YOUR OBJECTIVE
The answer is all of the entries below, repeated exactly and free of pictures.

PROVIDED RECORDS
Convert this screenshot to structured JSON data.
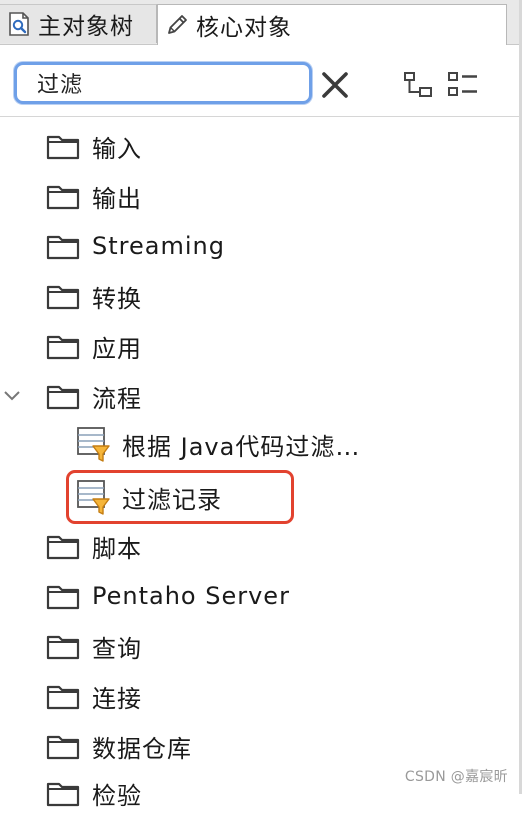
{
  "tabs": [
    {
      "label": "主对象树",
      "icon": "search-tree-icon",
      "active": false
    },
    {
      "label": "核心对象",
      "icon": "pencil-icon",
      "active": true
    }
  ],
  "search": {
    "value": "过滤",
    "placeholder": ""
  },
  "toolbar": {
    "clear_icon": "close-icon",
    "tree_icon": "tree-view-icon",
    "list_icon": "list-view-icon"
  },
  "tree": {
    "folders_top": [
      {
        "label": "输入"
      },
      {
        "label": "输出"
      },
      {
        "label": "Streaming"
      },
      {
        "label": "转换"
      },
      {
        "label": "应用"
      }
    ],
    "expanded_folder": {
      "label": "流程",
      "expanded": true
    },
    "steps": [
      {
        "label": "根据 Java代码过滤…"
      },
      {
        "label": "过滤记录",
        "highlighted": true
      }
    ],
    "folders_bottom": [
      {
        "label": "脚本"
      },
      {
        "label": "Pentaho Server"
      },
      {
        "label": "查询"
      },
      {
        "label": "连接"
      },
      {
        "label": "数据仓库"
      },
      {
        "label": "检验"
      }
    ]
  },
  "colors": {
    "focus": "#6fa0e8",
    "highlight": "#e2422f",
    "funnel": "#f5b53a"
  },
  "watermark": "CSDN @嘉宸昕"
}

ANSWER TO THIS TASK
Convert this screenshot to structured JSON data.
{
  "tabs": [
    {
      "label": "主对象树",
      "icon": "search-tree-icon",
      "active": false
    },
    {
      "label": "核心对象",
      "icon": "pencil-icon",
      "active": true
    }
  ],
  "search": {
    "value": "过滤",
    "placeholder": ""
  },
  "toolbar": {
    "clear_icon": "close-icon",
    "tree_icon": "tree-view-icon",
    "list_icon": "list-view-icon"
  },
  "tree": {
    "folders_top": [
      {
        "label": "输入"
      },
      {
        "label": "输出"
      },
      {
        "label": "Streaming"
      },
      {
        "label": "转换"
      },
      {
        "label": "应用"
      }
    ],
    "expanded_folder": {
      "label": "流程",
      "expanded": true
    },
    "steps": [
      {
        "label": "根据 Java代码过滤…"
      },
      {
        "label": "过滤记录",
        "highlighted": true
      }
    ],
    "folders_bottom": [
      {
        "label": "脚本"
      },
      {
        "label": "Pentaho Server"
      },
      {
        "label": "查询"
      },
      {
        "label": "连接"
      },
      {
        "label": "数据仓库"
      },
      {
        "label": "检验"
      }
    ]
  },
  "colors": {
    "focus": "#6fa0e8",
    "highlight": "#e2422f",
    "funnel": "#f5b53a"
  },
  "watermark": "CSDN @嘉宸昕"
}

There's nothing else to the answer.